One of those rhymes that long ago lost the original author is one I’ve heard occasionally over the entirety of my six decades of church life on this planet:
To live above with saints we love; oh that will be glory. But to live below with saints we know; well that’s a different story.
Our text today talks about the “nuts and bolts” of church family life. And I will say that I love the analogy of the church as a family and speak of it in those terms regularly. It is an excellent illustration and picture of both the bad and the good.
When I think of my own family, it is a mixed bag of stuff. Being adopted within the family system was at once both a merciful act of grace and benevolence, while also creating a lifelong set of strange and awkward relationships.
The passage today may seem strange to modern ears. But remember that this is in the context of a world and culture that did not have life insurance programs and social security systems, etc. An older woman who became a widow, particularly without family who would care for her, was in a very vulnerable life position. How should a church handle this sort of situation?
Paul writes to address some of these matters and to establish some policy for the function of this new institution called the church of Jesus Christ. It would involve grace, love and benevolence beyond anything that was to be found in the regular world of people. Yet at the same time, the church was not to be responsible for taking upon itself the expense and energy of caring for someone who should rightly have their organic family be responsible by priority to support their own.
Even the opening two verses of this section—directed to Timothy about his manner of interacting with categories of folks within the church—speaks of doing so in the form of a healthy family. This would involve respectful love and gentleness.
Yes, the church is a family. So it always confuses me and pains me when people do not lovingly care for and respect one another deeply in the family of faith. Under your own roof you would not ignore a person with a serious need, even if they did something to assist in bringing it upon themselves. So why would you walk a circle around a needy person in the church?

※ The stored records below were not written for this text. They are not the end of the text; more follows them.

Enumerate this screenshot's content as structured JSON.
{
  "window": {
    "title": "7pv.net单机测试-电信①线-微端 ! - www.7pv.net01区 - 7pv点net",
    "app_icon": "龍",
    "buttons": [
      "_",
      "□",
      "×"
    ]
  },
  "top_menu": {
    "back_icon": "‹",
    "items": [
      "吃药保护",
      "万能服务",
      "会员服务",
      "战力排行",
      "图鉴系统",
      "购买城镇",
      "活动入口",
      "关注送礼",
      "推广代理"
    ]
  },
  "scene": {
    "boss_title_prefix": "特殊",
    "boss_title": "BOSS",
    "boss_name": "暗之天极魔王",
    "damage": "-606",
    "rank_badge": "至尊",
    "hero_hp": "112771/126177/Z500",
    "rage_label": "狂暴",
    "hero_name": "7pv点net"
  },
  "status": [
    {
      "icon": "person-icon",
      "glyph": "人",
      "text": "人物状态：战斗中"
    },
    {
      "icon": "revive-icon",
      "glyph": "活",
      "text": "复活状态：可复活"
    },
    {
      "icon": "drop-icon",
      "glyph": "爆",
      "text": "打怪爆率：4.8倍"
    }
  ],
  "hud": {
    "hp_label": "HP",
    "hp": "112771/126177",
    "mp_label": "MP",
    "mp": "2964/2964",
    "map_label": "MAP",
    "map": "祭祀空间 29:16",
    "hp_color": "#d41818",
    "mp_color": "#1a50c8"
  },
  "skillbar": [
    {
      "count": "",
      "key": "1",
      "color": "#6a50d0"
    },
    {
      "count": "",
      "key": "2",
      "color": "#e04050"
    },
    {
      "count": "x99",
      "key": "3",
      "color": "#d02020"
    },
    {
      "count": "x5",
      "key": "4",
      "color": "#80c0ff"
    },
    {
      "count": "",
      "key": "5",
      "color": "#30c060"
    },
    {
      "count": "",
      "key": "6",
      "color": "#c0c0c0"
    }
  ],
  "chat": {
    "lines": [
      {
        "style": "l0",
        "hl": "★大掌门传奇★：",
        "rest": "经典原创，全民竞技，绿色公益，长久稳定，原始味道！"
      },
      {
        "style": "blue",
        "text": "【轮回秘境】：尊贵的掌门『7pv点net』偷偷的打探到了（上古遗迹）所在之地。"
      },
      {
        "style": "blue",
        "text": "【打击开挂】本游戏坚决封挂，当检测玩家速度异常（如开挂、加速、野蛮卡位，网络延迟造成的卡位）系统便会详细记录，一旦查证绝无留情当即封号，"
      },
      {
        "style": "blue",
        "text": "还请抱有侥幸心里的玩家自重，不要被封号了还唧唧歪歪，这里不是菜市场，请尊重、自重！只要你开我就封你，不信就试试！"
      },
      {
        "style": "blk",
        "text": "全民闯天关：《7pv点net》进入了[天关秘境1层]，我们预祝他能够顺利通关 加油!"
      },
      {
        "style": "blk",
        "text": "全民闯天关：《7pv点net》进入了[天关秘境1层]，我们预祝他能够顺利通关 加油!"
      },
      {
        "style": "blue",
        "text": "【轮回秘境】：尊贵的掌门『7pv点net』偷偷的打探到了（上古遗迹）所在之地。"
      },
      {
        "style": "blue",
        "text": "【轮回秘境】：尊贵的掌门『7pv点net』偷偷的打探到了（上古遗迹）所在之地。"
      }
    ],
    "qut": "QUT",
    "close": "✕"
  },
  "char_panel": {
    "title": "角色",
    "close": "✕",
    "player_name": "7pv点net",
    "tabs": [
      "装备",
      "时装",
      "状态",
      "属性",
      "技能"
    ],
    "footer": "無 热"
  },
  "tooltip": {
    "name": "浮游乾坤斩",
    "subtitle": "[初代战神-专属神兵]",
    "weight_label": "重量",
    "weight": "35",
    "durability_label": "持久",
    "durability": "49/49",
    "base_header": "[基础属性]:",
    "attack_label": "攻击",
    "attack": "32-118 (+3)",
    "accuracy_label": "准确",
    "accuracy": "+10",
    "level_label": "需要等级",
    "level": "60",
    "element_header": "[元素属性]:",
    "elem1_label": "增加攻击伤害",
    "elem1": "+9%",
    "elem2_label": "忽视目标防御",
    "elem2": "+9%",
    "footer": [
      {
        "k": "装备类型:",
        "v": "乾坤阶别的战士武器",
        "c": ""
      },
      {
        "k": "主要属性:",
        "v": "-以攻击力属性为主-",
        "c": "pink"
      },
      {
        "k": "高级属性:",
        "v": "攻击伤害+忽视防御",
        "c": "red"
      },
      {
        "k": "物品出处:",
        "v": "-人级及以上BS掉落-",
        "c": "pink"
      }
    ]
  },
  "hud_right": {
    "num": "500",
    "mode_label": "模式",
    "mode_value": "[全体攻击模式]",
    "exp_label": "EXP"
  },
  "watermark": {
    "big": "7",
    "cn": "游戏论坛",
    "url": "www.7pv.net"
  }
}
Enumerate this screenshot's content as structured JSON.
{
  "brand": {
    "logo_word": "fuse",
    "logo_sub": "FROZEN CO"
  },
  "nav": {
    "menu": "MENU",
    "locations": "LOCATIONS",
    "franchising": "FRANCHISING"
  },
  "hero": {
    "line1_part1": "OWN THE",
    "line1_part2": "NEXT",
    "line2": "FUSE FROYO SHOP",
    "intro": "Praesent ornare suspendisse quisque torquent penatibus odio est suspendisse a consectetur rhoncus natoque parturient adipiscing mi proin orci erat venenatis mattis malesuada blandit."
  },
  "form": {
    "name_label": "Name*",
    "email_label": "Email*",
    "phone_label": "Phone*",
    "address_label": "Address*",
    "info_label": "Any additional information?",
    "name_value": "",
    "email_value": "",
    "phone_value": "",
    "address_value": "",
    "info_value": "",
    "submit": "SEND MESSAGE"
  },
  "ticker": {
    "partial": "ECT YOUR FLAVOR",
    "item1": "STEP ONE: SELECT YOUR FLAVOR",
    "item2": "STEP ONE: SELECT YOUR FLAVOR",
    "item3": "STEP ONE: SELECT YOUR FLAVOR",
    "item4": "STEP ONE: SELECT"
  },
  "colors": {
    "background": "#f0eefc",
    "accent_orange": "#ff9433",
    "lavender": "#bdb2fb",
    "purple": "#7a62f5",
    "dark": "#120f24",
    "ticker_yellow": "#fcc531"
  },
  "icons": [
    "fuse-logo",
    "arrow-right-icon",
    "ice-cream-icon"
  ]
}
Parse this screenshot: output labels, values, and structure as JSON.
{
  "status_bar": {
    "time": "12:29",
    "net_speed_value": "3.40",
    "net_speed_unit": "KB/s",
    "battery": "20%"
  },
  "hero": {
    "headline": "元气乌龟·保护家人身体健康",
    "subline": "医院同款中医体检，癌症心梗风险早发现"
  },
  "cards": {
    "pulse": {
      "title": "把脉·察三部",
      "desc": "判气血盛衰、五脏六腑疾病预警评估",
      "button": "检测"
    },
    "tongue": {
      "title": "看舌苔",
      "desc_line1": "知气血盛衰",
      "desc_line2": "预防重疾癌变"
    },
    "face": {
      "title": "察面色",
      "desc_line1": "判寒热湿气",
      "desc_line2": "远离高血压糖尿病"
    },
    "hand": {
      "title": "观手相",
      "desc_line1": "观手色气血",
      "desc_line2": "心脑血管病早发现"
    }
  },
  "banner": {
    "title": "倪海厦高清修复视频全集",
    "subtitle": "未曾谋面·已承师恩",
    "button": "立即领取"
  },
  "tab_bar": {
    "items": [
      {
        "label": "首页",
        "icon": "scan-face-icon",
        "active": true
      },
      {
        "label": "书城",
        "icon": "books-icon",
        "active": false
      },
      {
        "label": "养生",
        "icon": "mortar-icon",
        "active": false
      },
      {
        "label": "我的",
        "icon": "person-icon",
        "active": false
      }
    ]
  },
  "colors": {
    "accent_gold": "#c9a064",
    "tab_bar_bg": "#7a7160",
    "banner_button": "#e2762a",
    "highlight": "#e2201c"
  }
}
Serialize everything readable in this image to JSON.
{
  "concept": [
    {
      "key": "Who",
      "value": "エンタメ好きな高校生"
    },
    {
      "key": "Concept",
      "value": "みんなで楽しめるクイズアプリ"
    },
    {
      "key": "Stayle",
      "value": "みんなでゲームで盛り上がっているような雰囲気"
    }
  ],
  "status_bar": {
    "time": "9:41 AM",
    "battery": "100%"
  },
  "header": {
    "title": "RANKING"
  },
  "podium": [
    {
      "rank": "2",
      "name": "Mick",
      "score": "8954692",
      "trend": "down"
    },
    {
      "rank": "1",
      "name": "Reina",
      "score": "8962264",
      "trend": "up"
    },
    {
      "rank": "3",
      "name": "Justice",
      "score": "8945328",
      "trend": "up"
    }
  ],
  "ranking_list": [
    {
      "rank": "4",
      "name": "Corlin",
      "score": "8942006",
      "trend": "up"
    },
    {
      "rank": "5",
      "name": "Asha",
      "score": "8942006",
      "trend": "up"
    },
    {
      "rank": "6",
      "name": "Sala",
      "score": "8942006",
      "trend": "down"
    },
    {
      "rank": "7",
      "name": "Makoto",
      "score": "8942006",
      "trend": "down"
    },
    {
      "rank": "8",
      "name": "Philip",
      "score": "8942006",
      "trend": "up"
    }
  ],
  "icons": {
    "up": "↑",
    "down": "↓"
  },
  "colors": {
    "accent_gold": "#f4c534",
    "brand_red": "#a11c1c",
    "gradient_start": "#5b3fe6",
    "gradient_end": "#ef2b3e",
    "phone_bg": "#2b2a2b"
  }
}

And I’ve always found it strange that people can so easily change church families without it creating relational havoc and deficits. A time may come when a new housing and living arrangement is simply necessary in the organic family, but you wouldn’t just up and leave the relatives behind without it being a big deal for everyone involved. So why would hopping from church family to church family be easy or healthy to do?
As well, in the organic family you would not just disappear unannounced for weeks at a time and only show up for holidays or when you had nothing better to do some other place. So why should anything less than regular church family interaction be seen as anything other than relationally unhealthy?
All the people sitting around you on a Sunday morning that are a regular part of the local church community are your spiritual relatives. There should be a deep level of affection and mutual care that seeks to meet genuine needs. It may not always be easy, but families are messy … yet necessary for success.
5:1 – Do not rebuke an older man harshly, but exhort him as if he were your father. Treat younger men as brothers, 2 older women as mothers, and younger women as sisters, with absolute purity.
3 Give proper recognition to those widows who are really in need. 4 But if a widow has children or grandchildren, these should learn first of all to put their religion into practice by caring for their own family and so repaying their parents and grandparents, for this is pleasing to God. 5 The widow who is really in need and left all alone puts her hope in God and continues night and day to pray and to ask God for help. 6 But the widow who lives for pleasure is dead even while she lives. 7 Give the people these instructions, so that no one may be open to blame. 8 Anyone who does not provide for their relatives, and especially for their own household, has denied the faith and is worse than an unbeliever.
9 No widow may be put on the list of widows unless she is over sixty, has been faithful to her husband, 10 and is well known for her good deeds, such as bringing up children, showing hospitality, washing the feet of the Lord’s people, helping those in trouble and devoting herself to all kinds of good deeds.
11 As for younger widows, do not put them on such a list. For when their sensual desires overcome their dedication to Christ, they want to marry.12 Thus they bring judgment on themselves, because they have broken their first pledge. 13 Besides, they get into the habit of being idle and going about from house to house. And not only do they become idlers, but also busybodies who talk nonsense, saying things they ought not to. 14 So I counsel younger widows to marry, to have children, to manage their homes and to give the enemy no opportunity for slander. 15 Some have in fact already turned away to follow Satan.
16 If any woman who is a believer has widows in her care, she should continue to help them and not let the church be burdened with them, so that the church can help those widows who are really in need.